Material provided:
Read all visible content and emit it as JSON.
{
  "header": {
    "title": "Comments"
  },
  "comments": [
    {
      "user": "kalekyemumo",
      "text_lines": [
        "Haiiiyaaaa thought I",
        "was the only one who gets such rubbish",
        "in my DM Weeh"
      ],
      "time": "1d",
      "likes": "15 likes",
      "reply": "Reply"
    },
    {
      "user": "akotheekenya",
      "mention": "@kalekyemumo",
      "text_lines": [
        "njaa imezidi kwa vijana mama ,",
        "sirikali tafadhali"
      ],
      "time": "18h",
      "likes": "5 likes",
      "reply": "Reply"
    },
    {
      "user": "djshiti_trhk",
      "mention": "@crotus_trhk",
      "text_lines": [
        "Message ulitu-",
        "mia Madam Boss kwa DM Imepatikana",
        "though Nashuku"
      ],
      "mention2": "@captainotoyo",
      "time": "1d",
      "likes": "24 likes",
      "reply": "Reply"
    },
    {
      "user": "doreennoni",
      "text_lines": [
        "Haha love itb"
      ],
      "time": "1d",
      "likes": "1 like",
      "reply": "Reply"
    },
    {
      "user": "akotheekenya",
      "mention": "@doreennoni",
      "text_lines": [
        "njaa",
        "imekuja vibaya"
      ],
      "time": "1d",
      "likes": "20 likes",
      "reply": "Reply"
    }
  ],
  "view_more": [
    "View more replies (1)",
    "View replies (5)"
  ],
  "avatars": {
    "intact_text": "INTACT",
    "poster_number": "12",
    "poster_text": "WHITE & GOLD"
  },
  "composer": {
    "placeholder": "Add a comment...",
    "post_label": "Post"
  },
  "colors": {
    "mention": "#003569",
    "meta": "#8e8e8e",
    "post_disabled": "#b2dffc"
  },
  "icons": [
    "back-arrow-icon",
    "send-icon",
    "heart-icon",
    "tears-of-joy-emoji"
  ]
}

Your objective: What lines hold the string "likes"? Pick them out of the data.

Result for this task:
      "likes": "15 likes",
      "likes": "5 likes",
      "likes": "24 likes",
      "likes": "1 like",
      "likes": "20 likes",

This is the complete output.